Excerpt from "Choosing Your Doctor" as seen in Sick Girl Speaks!
Compatibility with your doctor is an issue of great importance. Whether you see him or her once a year or once a week, it is important to have some of the same philosophies and approaches to your health care.
Personality is important, and that is obviously something completely unique in every situation.
There are a few generalizations I can make about doctors, however, that are worth considering when you are deciding if you and your doc are a good match. At the very least, it is imperative to know that when it comes to your main physician, you do have choices.
Individual vs. Team
Both of these options have clear pro’s and con’s. Being treated by and individual allows more room for consistency and personal interaction. For the most part, I find this to be ideal. However, example 2 is one dramatic experience that can outline the flaw in this system of care.
The upside of the team approach is that there are many doctors working with you who are able to put their heads together to find the course of care best for you. There is less burnout and there is always someone to cover for a sick or otherwise unavailable doctor.
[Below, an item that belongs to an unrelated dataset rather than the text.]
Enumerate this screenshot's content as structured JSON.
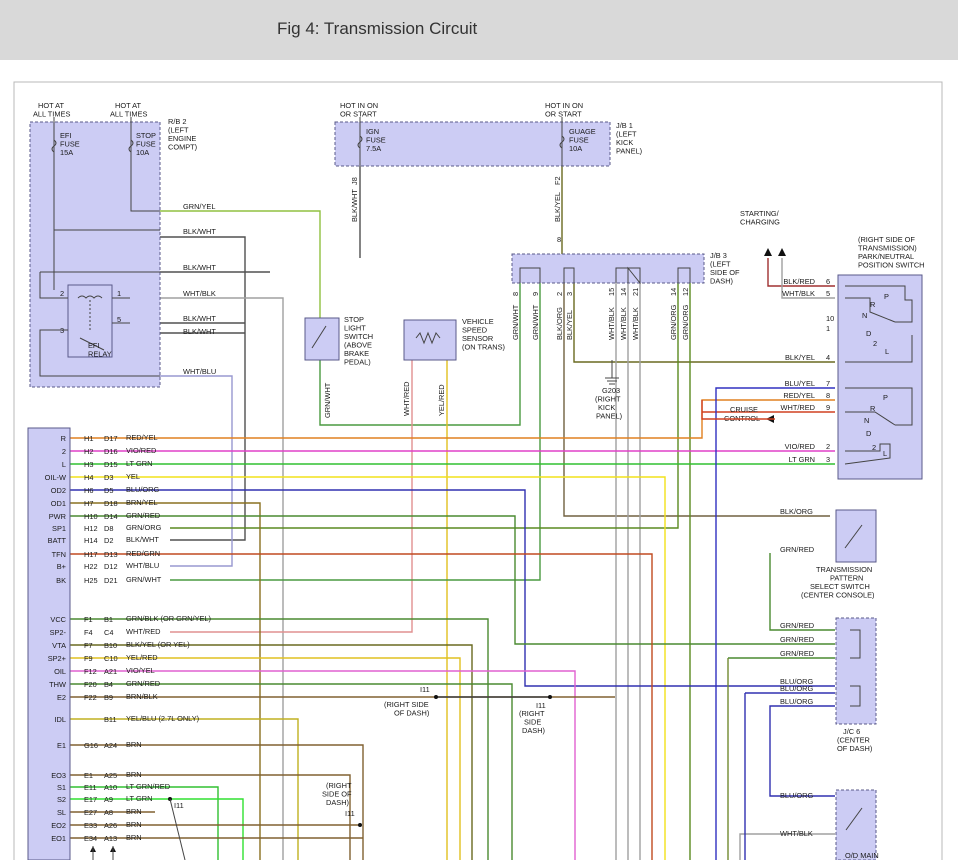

The down side of the team approach is the revolving door. Each time I go to clinic at my
Conservative vs. “Laid Back”
By conservative, I do not mean politically. There are some doctors who will not take a chance with your health in any way. That means, if you come in with a fever, they will send you for blood work, a CAT scan and urinalysis before they are satisfied that you only have a passing virus. The “laid back” doctor, however, will assume it’s nothing before they assume it’s anything. They will send you home and let you “wait it out” before they will order tests or prescribe meds. Both have pros and cons, but it’s important to know which approach you prefer before choosing a doctor.
Old vs. Young
At the risk of being “ageist”, I have found there are differences in the two. They both have very distinct benefits and it’s up to you to decide which one seems more important.
An older doctor obviously has more experience. This translates to the patient as less guess work and unnecessary tests. I have often gone into see an older doctor with unusual symptoms and they know right away what is wrong with me. Why? Because they’ve seen it first hand millions of times.
A younger doctor may have to do a little more research to figure out the cause of your problems, but the advantage to a younger doctor is that they are more often up on all the latest drugs and technologies. Medicine changes rapidly, and it’s difficult to keep up. A younger doctor is more likely to know about a new procedure or treatment that can be a smoother road for you than the roads of yesteryear.
Male vs. Female
The difference between male and female doctors is very much what you might expect. Women tend to be better at the whole beside manner thing. I have no evidence to prove that they are better or worse doctors than men, but I do sometimes worry that their emotionality can lead to a quicker burn out.
In many areas of medicine, there is a drive to use the latest and greatest theories to enhance or prolong life. What is interesting is that no two centers seem to have the same idea of what that “latest and greatest” may be.
When I was waiting for my first set of donor lungs I moved to